* [The task]:
Once you have checked the records that follow, state how many of their lines hold "name", giving the number only.

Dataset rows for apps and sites
☆ ☆ ☆

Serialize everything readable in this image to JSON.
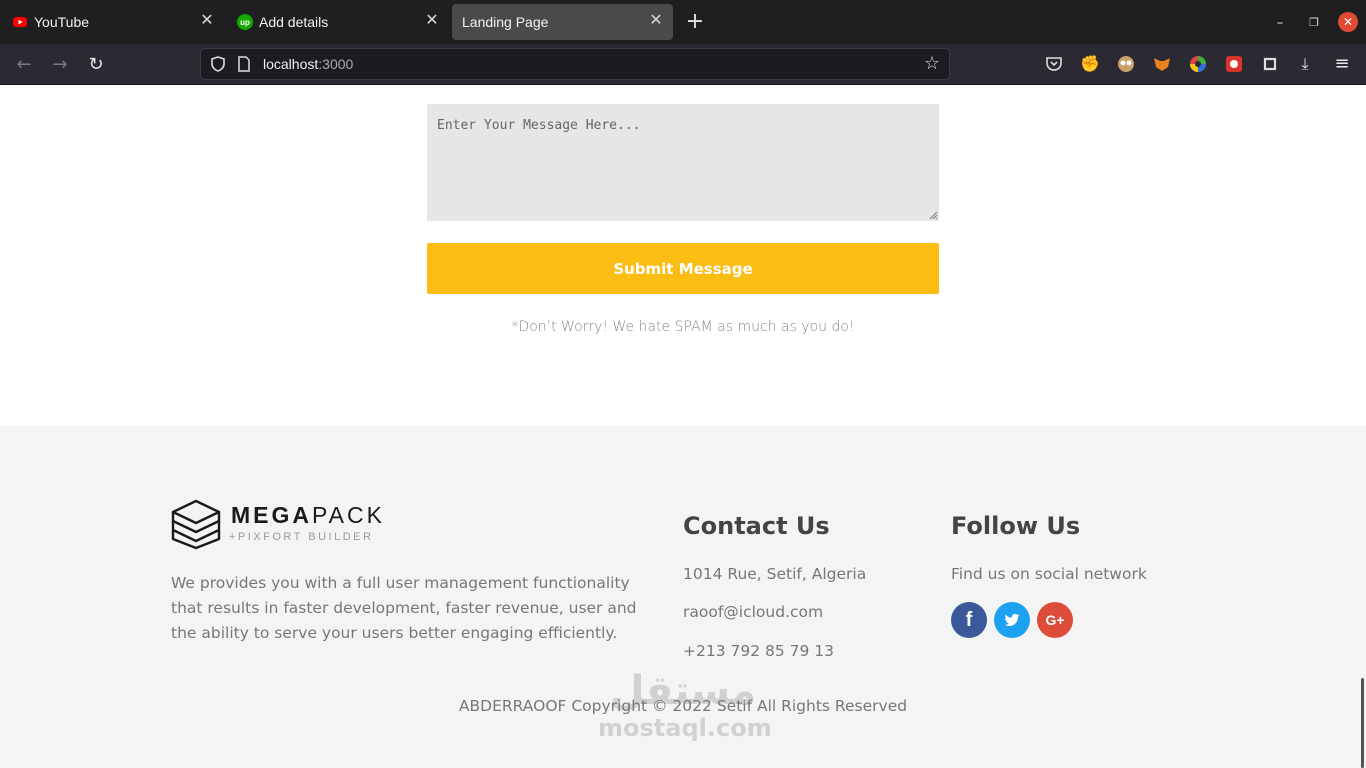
{
  "browser": {
    "tabs": [
      {
        "label": "YouTube",
        "icon": "youtube-icon",
        "active": false
      },
      {
        "label": "Add details",
        "icon": "upwork-icon",
        "active": false
      },
      {
        "label": "Landing Page",
        "icon": "",
        "active": true
      }
    ],
    "url_host": "localhost",
    "url_port": ":3000",
    "colors": {
      "tabbar": "#1f1f21",
      "toolbar": "#2b2a33",
      "active_tab": "#4a4a4d",
      "close_button": "#e14a35"
    }
  },
  "form": {
    "message_placeholder": "Enter Your Message Here...",
    "message_value": "",
    "submit_label": "Submit Message",
    "spam_note": "*Don’t Worry! We hate SPAM as much as you do!",
    "submit_color": "#fbbc13"
  },
  "footer": {
    "logo": {
      "mega": "MEGA",
      "pack": "PACK",
      "sub": "+PIXFORT BUILDER"
    },
    "about": "We provides you with a full user management functionality that results in faster development, faster revenue, user and the ability to serve your users better engaging efficiently.",
    "contact": {
      "title": "Contact Us",
      "address": "1014 Rue, Setif, Algeria",
      "email": "raoof@icloud.com",
      "phone": "+213 792 85 79 13"
    },
    "follow": {
      "title": "Follow Us",
      "text": "Find us on social network",
      "networks": [
        {
          "name": "facebook-icon",
          "glyph": "f",
          "color": "#3b5998"
        },
        {
          "name": "twitter-icon",
          "glyph": "t",
          "color": "#1da1f2"
        },
        {
          "name": "google-plus-icon",
          "glyph": "G+",
          "color": "#dd4b39"
        }
      ]
    },
    "copyright": "ABDERRAOOF Copyright © 2022 Setif All Rights Reserved",
    "background": "#f4f4f4"
  },
  "watermark": {
    "arabic": "مستقل",
    "latin": "mostaql.com"
  }
}
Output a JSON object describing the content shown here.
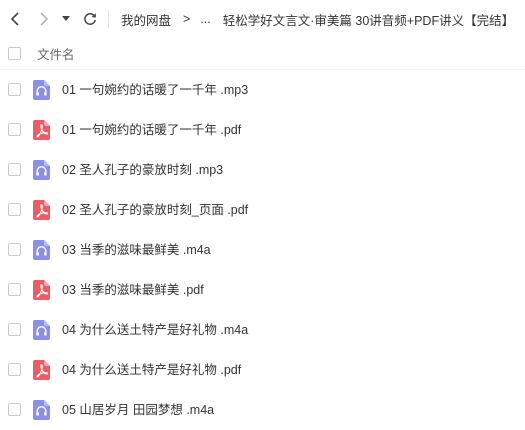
{
  "toolbar": {
    "back_icon": "chevron-left-icon",
    "forward_icon": "chevron-right-icon",
    "dropdown_icon": "caret-down-icon",
    "refresh_icon": "refresh-icon"
  },
  "breadcrumb": {
    "root": "我的网盘",
    "separator": ">",
    "ellipsis": "...",
    "current": "轻松学好文言文·审美篇 30讲音频+PDF讲义【完结】",
    "extra": "【 】"
  },
  "header": {
    "column_label": "文件名"
  },
  "colors": {
    "audio_icon": "#8c8fe6",
    "pdf_icon": "#f05a67"
  },
  "files": [
    {
      "name": "01 一句婉约的话暖了一千年 .mp3",
      "type": "audio"
    },
    {
      "name": "01 一句婉约的话暖了一千年 .pdf",
      "type": "pdf"
    },
    {
      "name": "02 圣人孔子的豪放时刻 .mp3",
      "type": "audio"
    },
    {
      "name": "02 圣人孔子的豪放时刻_页面 .pdf",
      "type": "pdf"
    },
    {
      "name": "03 当季的滋味最鲜美 .m4a",
      "type": "audio"
    },
    {
      "name": "03 当季的滋味最鲜美 .pdf",
      "type": "pdf"
    },
    {
      "name": "04 为什么送土特产是好礼物 .m4a",
      "type": "audio"
    },
    {
      "name": "04 为什么送土特产是好礼物 .pdf",
      "type": "pdf"
    },
    {
      "name": "05 山居岁月 田园梦想 .m4a",
      "type": "audio"
    }
  ]
}
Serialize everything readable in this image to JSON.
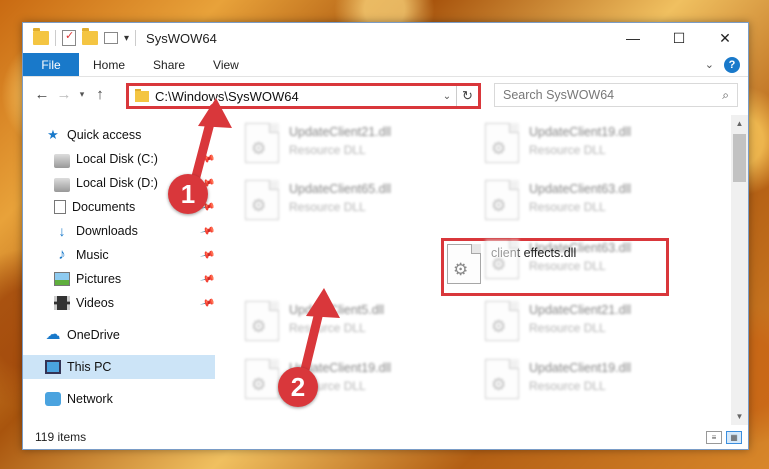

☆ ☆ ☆

* [Written solution]:
12